Mariah Carey Slammed by Human Rights Group Over Concert in Angola, Singer Reportedly Paid $1 Million

"She goes from private performances to public displays of support and credibility for one of Africa's chief human rights violators and most corrupt tyrants," HRF president said

By Alyssa Toomey Dec 20, 2013 12:02 AMTags
Mariah Carey, BET AwardsJason Merritt/Getty Images for BET

Mariah Carey has come under fire following a recent concert in Angola.

The Human Rights Foundation is heavily criticizing the "All I Want for Christmas" singer after she performed for the nation's "corrupt" president José Eduardo dos Santos on Sunday, Dec. 15, four years after the pop star apologized for her 2009 performance for Libyan leader Moammar Gadhafi.

Carey sang a two-hour set at Luanda's Coqueiros Stadium at a gala for the Angolan Red Cross, which was sponsored by Unitel, a mobile company owned by dos Santos' daughter Isabel, who also serves as president of the Angolan Red Cross.

Dos Santos has served as president of Angola since 1979 and has been accused of a number of human rights abuse, allegedly ordering the death of many activists, journalists and politicists who protest his rule.

"Mariah Carey can't seem to get enough dictator cash, reportedly more than $1 million this time," Human Rights Foundation president Thor Halvorssen said in a statement. "Just five years ago she performed for the family of Libyan dictator Muammar Gaddafi. Now, she goes from private performances to public displays of support and credibility for one of Africa's chief human rights violators and most corrupt tyrants."

Carey, who has yet to comment on the media backlash, snapped an innocent selfie just one day prior to her performance in Angola, captioning the photo, "Backstage in Nigeria."

"It is the sad spectacle of an international artist purchased by a ruthless police state to entertain and whitewash the father-daughter kleptocracy that has amassed billions in ill-gotten wealth while the majority of Angola lives on less than $2 a day," Halvorssen continued.


According to the HRF, the Angolan Red Cross gala raised $65,000. The 43-year-old songstress posed with the president, his wife and daughter at the event, where she said she was "honored to share this show with the President of Angola."

Carey's rep did not respond when asked for comment on the controversial concert.

This is not the first time Carey has performed for a dictator. She apologized in 2011 after she was hired by the Gadhafis to sing at a New Year's Eve bash back in 2009.

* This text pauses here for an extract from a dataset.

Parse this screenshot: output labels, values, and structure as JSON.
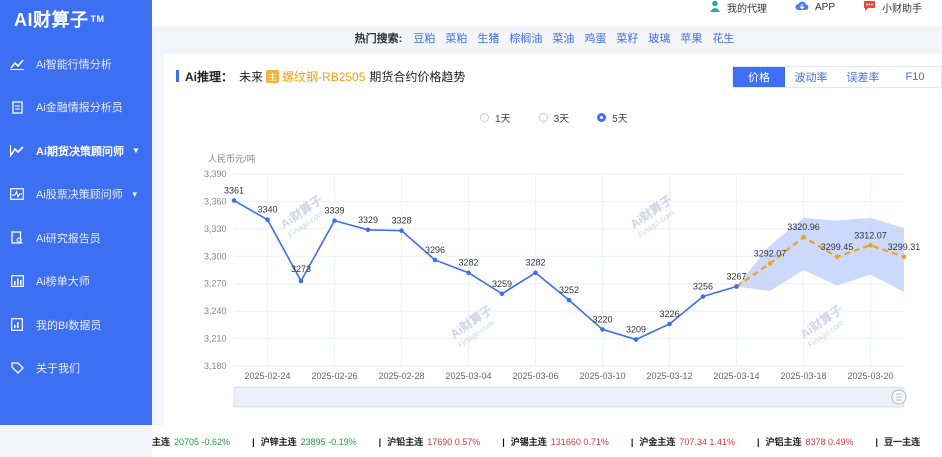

"I was naive and unaware of who I was booked to perform for," she said at the time. "I feel horrible and embarrassed to have participated in this mess. Ultimately we as artists are to be held accountable. Going forward, this is a lesson for all artists to learn from. We need to be more aware and take more responsibility regardless of who books our shows."

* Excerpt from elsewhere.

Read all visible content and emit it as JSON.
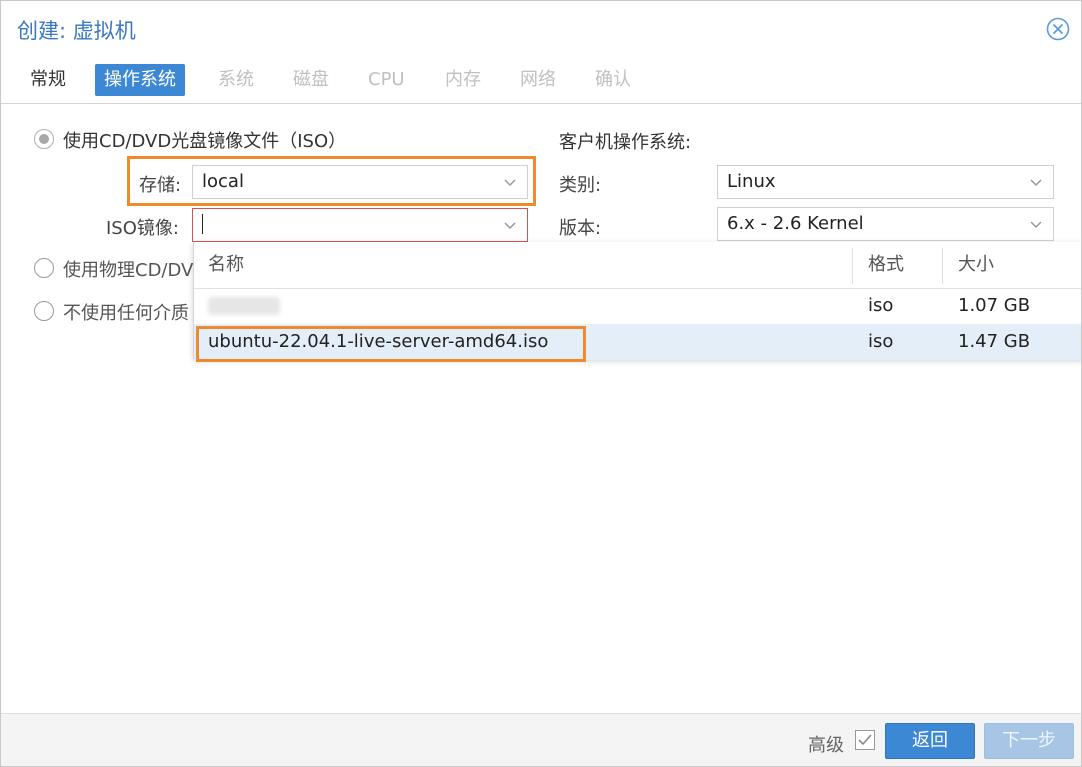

Carey isn't the only artist to receive backlash following an appearance at an event with a controversial ruler. Jennifer Lopez apologized after she performed for Turkmenistan President Gurbanguly Berdimuhamedow over the summer.